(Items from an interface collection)
----------------
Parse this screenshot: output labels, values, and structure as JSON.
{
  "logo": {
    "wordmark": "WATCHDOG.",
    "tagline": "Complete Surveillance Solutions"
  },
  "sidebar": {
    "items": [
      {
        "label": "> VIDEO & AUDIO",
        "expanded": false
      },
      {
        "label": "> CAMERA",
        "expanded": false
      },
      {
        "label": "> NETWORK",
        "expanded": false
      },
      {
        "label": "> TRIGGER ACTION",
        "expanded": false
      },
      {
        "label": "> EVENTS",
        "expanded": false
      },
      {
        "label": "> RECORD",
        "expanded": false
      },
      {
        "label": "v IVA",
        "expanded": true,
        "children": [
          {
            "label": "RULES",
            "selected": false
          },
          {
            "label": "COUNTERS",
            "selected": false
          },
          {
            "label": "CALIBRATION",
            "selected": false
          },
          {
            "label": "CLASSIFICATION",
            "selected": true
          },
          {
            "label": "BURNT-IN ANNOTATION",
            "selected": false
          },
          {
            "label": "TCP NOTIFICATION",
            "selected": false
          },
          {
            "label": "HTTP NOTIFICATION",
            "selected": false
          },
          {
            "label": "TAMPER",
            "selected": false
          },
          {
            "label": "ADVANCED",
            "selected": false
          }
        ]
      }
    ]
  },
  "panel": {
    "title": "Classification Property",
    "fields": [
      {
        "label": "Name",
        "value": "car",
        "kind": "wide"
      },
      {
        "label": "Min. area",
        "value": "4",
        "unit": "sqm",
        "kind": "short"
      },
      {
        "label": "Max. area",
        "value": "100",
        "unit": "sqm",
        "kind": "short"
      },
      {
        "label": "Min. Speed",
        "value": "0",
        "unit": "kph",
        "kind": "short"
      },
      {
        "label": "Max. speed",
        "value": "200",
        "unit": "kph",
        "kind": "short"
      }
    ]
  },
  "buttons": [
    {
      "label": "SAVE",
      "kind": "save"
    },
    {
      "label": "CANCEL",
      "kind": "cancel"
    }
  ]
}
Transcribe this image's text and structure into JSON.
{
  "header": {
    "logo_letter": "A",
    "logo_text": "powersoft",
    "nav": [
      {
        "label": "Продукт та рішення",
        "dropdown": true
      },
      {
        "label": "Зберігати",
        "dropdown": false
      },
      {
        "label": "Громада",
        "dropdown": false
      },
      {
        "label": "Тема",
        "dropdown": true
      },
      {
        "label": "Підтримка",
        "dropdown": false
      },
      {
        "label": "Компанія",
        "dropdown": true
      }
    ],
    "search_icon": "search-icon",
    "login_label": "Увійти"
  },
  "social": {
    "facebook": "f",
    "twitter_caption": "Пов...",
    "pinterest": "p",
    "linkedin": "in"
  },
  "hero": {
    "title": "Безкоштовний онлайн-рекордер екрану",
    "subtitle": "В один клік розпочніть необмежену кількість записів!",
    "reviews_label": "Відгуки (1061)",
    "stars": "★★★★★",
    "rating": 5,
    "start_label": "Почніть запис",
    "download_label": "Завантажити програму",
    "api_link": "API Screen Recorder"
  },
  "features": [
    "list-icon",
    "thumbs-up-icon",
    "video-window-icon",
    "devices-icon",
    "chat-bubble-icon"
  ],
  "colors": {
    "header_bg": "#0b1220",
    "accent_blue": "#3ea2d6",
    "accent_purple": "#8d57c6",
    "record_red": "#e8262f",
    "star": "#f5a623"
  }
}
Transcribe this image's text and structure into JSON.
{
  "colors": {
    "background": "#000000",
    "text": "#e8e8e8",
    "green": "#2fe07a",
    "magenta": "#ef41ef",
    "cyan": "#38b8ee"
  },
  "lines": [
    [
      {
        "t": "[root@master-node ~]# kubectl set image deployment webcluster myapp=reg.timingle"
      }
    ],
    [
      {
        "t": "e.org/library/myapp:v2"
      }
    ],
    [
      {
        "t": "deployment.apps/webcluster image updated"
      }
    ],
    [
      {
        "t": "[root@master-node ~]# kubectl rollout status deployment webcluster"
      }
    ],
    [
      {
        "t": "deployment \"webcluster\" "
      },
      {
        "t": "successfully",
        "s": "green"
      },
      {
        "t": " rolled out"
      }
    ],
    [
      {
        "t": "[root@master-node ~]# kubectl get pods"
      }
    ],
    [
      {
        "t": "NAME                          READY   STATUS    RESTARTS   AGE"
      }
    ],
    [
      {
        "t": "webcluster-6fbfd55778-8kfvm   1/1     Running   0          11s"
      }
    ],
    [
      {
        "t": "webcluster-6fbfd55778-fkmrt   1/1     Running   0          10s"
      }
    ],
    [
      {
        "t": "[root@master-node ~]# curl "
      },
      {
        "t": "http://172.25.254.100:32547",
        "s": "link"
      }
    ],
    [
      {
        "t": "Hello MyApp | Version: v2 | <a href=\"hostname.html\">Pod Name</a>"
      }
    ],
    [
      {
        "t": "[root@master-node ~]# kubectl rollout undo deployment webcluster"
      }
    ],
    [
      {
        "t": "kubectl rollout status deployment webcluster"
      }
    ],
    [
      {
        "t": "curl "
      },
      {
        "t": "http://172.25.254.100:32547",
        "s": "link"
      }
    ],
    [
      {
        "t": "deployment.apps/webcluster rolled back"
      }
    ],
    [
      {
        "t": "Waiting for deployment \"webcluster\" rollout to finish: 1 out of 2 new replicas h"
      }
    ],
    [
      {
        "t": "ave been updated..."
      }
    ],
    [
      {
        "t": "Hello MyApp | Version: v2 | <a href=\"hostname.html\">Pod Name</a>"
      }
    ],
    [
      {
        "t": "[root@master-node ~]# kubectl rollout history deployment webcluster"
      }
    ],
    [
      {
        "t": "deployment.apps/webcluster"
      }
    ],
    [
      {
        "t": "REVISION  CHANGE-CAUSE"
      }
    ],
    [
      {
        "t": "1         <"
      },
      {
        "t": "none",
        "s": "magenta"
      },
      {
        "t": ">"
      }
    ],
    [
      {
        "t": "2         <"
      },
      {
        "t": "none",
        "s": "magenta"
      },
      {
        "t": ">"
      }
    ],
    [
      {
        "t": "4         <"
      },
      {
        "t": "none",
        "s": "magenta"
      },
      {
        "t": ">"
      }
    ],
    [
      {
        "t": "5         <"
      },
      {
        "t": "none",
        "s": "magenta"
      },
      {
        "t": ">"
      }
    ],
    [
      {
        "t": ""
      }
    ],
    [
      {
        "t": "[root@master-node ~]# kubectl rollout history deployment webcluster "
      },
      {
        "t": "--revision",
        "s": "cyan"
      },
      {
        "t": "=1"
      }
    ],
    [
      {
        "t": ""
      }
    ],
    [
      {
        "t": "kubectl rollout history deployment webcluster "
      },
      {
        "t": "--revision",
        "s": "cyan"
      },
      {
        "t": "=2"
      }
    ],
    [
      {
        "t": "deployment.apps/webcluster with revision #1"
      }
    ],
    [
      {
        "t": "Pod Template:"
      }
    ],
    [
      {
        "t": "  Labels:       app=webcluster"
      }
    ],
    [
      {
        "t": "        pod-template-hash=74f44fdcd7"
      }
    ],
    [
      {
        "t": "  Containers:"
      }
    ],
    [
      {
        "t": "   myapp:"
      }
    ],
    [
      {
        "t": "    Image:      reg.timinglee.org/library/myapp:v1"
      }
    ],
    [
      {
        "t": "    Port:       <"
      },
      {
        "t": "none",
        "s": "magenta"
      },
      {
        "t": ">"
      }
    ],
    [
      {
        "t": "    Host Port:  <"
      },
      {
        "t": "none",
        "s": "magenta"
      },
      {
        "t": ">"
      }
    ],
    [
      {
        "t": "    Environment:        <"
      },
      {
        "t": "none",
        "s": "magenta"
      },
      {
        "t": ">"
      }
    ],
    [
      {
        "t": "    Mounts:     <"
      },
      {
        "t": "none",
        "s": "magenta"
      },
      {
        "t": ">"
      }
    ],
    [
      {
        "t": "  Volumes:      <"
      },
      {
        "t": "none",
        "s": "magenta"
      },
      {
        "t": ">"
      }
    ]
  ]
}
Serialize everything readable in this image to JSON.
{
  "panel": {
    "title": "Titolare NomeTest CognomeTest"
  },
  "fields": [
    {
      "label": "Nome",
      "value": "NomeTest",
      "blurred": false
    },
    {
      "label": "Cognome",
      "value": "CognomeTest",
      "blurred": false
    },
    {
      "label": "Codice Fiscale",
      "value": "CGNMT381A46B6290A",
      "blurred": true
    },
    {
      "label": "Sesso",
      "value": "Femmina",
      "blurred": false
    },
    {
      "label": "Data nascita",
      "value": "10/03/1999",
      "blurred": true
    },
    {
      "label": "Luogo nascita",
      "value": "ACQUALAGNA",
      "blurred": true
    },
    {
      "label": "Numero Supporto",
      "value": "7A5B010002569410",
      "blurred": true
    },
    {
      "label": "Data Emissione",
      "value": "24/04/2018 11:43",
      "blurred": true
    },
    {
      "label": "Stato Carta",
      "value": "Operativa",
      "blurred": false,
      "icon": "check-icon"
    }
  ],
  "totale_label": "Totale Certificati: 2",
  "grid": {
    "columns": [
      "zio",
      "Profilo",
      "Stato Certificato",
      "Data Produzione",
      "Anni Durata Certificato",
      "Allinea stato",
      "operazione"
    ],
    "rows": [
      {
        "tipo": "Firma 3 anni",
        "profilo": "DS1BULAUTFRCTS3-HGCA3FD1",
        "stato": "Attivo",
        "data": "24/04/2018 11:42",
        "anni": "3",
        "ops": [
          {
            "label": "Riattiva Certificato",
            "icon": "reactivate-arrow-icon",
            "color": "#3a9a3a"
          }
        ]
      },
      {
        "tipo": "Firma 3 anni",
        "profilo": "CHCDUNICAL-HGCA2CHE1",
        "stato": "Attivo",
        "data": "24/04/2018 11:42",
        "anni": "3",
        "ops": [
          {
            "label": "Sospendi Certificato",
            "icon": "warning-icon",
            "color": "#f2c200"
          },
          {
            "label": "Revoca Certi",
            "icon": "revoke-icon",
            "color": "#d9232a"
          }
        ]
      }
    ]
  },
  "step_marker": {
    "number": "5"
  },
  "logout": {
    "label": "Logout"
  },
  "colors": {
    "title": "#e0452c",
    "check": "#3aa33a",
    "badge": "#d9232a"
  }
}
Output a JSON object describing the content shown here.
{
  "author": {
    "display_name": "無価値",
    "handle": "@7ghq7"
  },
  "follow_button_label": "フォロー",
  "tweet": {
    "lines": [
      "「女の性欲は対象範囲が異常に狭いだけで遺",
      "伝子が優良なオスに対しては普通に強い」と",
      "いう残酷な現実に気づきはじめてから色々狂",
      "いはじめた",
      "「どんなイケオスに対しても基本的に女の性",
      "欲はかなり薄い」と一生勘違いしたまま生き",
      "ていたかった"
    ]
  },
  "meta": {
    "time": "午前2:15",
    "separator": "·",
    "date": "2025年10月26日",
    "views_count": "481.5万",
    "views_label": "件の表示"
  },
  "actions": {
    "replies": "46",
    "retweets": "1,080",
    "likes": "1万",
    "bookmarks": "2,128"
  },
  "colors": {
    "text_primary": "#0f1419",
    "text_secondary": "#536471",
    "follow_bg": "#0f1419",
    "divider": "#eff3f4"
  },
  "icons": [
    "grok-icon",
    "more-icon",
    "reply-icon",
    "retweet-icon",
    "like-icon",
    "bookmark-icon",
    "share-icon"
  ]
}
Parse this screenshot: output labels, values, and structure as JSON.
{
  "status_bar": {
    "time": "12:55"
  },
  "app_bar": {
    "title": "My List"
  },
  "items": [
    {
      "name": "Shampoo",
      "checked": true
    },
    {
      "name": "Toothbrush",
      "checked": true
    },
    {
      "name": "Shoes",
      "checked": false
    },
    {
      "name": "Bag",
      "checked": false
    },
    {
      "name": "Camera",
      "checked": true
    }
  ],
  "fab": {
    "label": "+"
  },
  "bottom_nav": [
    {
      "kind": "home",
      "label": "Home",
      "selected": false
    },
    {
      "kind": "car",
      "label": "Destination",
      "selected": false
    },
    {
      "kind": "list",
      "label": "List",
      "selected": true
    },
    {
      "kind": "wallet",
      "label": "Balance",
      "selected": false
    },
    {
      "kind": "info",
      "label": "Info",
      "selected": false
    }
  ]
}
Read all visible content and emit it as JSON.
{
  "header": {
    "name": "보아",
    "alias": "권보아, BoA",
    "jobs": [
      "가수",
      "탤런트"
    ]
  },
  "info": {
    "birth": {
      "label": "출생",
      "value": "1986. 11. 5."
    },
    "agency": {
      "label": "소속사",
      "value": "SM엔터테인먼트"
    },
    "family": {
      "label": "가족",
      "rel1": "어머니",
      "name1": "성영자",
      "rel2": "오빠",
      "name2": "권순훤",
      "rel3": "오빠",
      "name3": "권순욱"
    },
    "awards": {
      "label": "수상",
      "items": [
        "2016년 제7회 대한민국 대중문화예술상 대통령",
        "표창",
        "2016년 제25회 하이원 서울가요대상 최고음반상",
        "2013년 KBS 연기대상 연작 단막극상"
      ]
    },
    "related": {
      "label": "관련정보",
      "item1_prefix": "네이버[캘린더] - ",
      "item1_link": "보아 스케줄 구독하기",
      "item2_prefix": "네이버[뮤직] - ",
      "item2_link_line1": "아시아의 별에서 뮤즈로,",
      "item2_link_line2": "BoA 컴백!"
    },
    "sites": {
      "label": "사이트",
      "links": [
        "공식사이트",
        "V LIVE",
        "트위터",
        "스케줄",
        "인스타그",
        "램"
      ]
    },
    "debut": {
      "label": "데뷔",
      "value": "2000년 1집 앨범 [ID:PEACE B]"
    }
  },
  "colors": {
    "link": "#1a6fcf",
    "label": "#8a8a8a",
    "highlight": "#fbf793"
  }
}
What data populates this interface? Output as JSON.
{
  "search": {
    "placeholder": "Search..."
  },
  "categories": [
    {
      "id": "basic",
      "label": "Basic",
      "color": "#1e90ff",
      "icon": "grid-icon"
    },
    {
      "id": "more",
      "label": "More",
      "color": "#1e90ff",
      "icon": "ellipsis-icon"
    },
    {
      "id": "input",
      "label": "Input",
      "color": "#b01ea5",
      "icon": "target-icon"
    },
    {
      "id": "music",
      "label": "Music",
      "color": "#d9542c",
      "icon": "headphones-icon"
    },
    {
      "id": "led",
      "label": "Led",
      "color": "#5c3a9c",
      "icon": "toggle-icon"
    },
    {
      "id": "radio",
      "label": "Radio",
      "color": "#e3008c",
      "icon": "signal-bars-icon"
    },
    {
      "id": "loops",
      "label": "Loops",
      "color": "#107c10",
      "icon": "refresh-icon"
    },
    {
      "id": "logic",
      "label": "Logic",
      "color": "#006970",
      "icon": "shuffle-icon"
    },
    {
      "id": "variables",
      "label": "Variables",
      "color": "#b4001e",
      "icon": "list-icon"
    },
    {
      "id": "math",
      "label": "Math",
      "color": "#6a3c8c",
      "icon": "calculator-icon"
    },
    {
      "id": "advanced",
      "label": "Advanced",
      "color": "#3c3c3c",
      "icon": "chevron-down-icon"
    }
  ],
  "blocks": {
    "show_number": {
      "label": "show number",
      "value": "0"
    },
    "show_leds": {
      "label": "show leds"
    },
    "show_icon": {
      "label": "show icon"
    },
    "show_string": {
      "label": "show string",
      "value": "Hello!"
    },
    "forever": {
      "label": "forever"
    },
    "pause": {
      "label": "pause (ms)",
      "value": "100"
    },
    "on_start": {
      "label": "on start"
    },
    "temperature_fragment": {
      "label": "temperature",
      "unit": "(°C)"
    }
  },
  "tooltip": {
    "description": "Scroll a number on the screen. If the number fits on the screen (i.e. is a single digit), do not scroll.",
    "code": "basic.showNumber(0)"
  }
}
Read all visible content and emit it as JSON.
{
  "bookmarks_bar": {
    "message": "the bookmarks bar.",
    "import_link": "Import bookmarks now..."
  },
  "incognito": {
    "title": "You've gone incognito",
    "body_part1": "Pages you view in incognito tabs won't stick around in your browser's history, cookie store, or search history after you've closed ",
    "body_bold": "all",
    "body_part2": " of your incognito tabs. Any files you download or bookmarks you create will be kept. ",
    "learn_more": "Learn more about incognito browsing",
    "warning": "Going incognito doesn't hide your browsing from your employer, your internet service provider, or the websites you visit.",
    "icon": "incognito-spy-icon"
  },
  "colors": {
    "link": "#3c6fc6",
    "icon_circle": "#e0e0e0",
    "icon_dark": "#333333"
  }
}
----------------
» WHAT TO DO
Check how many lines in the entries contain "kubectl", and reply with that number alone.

» RESPONSE
8